Rope Lay

With the rope lay configuration, there are a number of individual bundles of stranding twisted into groups that make up one larger, solid configuration.

Stranding configuration selection depends on the end application of the cable and the environment in which the cable must perform. Key deciding factors are flex and movement requirements. The typical rule of thumb is “the more strands, the more flexible and the longer the lifespan.” From a movement and motion standpoint, a rope lay construction is by far the most flexible configuration – it is also by far the most expensive, highlighting the trade-offs buyers and engineers must constantly consider when choosing materials.

For static in-situ applications, stranding matters less. Dramatic temperature fluctuation does not affect copper as much as movement does, but it is important to consider the connection point and how the cable will be terminated, as this could be a vulnerable area.

Other factors to consider are applicable regulatory agency requirements. For example, UL requires twisted stranding in most applications. With other approvals and some agencies, manufacturers can run stranding without twisting it together.

When selecting copper stranding, ask:

  • What is the primary end application and use for this cable?
  • What environmental factors will this cable need to perform in successfully?
  • What approvals or agency certifications are required for the application?

Strength Member Performance

Strength members add both function and protection to connectivity solutions. Specific strengthening materials may be added for unique solutions such as pull strength, push strength, mechanical strength, or rigidity. Fiberglass rods, steel strength members, and aramid fiber are three of the more common types of strength members.
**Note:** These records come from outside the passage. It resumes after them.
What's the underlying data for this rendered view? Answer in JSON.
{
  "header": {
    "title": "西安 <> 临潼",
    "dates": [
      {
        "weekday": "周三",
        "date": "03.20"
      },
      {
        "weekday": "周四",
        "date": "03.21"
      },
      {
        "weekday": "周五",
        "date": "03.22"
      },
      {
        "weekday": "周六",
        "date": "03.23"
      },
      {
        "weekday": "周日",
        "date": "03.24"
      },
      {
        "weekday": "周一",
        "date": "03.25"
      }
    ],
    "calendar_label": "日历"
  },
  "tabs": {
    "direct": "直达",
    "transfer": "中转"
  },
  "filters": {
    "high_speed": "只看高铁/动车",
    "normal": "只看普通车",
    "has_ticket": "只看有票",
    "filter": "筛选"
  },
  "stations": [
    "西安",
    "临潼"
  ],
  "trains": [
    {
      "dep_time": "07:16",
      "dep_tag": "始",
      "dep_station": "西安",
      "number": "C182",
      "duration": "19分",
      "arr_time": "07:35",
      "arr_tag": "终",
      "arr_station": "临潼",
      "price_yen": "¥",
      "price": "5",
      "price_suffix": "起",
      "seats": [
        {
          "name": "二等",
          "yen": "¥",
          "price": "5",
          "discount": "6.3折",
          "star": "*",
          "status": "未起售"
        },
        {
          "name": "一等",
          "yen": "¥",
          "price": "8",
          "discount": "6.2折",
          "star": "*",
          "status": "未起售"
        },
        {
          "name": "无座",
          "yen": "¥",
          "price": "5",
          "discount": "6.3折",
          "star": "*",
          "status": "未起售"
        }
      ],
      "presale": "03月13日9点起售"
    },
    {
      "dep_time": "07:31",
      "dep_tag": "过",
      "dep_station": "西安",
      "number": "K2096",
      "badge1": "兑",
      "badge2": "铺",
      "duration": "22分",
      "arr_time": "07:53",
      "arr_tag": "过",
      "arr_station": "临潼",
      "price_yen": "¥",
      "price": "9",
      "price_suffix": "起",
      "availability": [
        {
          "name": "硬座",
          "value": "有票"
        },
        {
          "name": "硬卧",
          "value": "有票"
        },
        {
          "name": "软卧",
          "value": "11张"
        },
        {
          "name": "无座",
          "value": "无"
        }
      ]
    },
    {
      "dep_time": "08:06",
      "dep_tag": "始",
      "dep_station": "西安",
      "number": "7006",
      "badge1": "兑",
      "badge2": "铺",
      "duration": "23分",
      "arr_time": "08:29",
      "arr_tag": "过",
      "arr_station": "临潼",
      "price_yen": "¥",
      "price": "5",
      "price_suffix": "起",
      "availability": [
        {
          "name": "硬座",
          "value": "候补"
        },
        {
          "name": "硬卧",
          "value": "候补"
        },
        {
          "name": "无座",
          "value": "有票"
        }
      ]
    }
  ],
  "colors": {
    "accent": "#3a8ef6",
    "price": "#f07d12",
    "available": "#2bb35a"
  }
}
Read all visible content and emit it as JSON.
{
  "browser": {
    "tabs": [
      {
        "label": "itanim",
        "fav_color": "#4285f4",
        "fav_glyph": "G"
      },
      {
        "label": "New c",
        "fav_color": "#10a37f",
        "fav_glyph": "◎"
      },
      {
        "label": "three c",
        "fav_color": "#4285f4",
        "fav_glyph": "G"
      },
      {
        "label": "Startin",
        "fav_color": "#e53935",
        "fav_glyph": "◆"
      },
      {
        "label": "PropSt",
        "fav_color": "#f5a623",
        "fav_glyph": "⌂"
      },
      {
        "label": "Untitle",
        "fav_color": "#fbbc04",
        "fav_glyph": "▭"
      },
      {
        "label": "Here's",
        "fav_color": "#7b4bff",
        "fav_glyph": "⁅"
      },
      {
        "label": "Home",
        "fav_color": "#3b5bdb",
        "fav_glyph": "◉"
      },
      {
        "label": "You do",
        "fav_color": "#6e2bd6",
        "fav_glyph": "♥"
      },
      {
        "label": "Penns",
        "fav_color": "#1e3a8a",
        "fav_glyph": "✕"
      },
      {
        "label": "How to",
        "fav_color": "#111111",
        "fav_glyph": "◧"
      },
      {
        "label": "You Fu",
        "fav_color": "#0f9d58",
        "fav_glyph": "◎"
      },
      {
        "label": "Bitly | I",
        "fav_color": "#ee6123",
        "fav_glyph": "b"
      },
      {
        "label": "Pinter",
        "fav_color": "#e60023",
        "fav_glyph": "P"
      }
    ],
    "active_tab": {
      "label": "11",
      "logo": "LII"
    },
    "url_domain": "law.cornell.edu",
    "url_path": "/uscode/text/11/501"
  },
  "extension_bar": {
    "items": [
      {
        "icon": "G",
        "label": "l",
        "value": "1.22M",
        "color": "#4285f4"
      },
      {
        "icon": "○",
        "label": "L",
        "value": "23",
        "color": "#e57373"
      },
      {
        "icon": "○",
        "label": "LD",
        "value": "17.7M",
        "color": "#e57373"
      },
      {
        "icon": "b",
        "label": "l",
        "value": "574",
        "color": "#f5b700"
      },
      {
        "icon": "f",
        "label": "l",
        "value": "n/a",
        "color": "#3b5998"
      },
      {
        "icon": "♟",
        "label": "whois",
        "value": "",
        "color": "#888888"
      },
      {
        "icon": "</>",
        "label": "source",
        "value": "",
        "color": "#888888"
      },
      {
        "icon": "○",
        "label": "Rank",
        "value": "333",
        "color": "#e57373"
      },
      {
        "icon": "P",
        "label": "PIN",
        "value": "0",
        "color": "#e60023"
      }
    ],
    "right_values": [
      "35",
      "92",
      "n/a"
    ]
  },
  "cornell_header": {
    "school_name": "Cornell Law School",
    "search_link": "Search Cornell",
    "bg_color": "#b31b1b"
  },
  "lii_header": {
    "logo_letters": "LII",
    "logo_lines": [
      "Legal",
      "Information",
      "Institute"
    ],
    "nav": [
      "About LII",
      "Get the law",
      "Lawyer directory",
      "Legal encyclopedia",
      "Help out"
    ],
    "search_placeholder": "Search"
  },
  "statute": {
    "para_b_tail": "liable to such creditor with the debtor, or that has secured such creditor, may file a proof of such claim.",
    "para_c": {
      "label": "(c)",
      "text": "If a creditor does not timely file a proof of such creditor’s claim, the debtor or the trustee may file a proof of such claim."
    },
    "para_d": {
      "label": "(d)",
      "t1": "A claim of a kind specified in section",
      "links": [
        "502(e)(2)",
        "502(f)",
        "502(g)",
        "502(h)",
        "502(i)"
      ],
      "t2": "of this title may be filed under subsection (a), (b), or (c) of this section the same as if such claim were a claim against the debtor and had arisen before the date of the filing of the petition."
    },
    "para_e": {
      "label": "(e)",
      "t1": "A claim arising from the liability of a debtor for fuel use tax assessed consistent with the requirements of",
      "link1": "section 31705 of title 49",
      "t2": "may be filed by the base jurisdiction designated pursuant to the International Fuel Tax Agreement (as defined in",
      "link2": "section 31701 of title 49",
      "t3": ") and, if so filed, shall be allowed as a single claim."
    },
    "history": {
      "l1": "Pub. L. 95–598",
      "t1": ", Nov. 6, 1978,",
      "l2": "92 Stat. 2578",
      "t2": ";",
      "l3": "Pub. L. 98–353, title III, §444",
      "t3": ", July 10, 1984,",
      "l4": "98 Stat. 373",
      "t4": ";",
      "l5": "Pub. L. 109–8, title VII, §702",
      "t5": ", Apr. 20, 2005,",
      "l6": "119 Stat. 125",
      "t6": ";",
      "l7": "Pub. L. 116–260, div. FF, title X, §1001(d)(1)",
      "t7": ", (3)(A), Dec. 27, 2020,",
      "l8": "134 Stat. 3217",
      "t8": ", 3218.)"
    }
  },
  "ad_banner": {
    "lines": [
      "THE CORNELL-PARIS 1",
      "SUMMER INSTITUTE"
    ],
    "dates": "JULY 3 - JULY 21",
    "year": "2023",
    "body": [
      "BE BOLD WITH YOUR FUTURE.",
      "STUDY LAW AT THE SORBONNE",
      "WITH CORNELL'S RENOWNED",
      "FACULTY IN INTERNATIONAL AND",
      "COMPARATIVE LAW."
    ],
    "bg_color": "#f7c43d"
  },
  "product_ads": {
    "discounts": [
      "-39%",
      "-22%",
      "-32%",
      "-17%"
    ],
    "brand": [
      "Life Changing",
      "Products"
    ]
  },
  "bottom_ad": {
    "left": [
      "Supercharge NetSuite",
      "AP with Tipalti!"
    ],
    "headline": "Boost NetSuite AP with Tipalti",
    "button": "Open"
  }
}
Fiberglass Rods

Fiberglass rods are used when a cable has to be extremely rigid because it is being pushed through the pipe. One extreme application is for sewer system inspections where there is a camera and connector on the cable. The rod enables the cable to stand straight out. This gives the cable great compressive properties and a lot of push/pull strength.

Steel Strength Members

These steel cords are used in applications where pulling strength and compressive strength are critical. There are different types of steel strength members that may be used depending on weight requirements and durability. Stainless steel strength members provide excellent strength at just 3/16 of an inch. Galvanized steel provides pull strength of about 500 Newtons without breaking, along with superior compressive strength.

Aramid Fiber

aramid-fiber-cableAramid fiber, or Kevlar when referring to DuPont’s brand, is the extremely strong material used commonly in bulletproof vests. Ideal for extreme pulling strength in cable, aramid fiber can be stranded in a variety of configurations to achieve differing levels of strength. A bundle of four strands provides 450 – 600 Newtons of pull strength. While it is not rigid, it does offer high compressive strength without adding significant weight. If aramid fiber is used in a cable system, special attention must be given to the cable’s termination, as incorrect termination can lead to weak points in the fiber.

When selecting strength members, ask:

  • What type of strength is required?
  • Does this cable need to be rigid or flexible?
  • What is the plan for termination and connectorization?

Cable assemblies operating in extreme settings rarely have only one environmental factor to overcome. The number of variables to take into consideration when designing connectivity solutions, along with the number of challenges these products will face, usually means that the best course of action is to work with an experienced SME.

This white paper excerpt was contributed by Northwire. To read it in its entirety, including information on multi-functional tubing, preventing leaks, fillers, barriers, shielding, and jacketing, click here.

Sign Up for Updates

Materials Impact Microwave Cable Performance

The Case for Custom Cable Assemblies


[related_posts limit=”7″]

Get the Latest News
On TTI’s podcast the Distribution Download, our interconnect expert Bob Hult discusses the fiber optics.
eBook 2024 Bright Ideas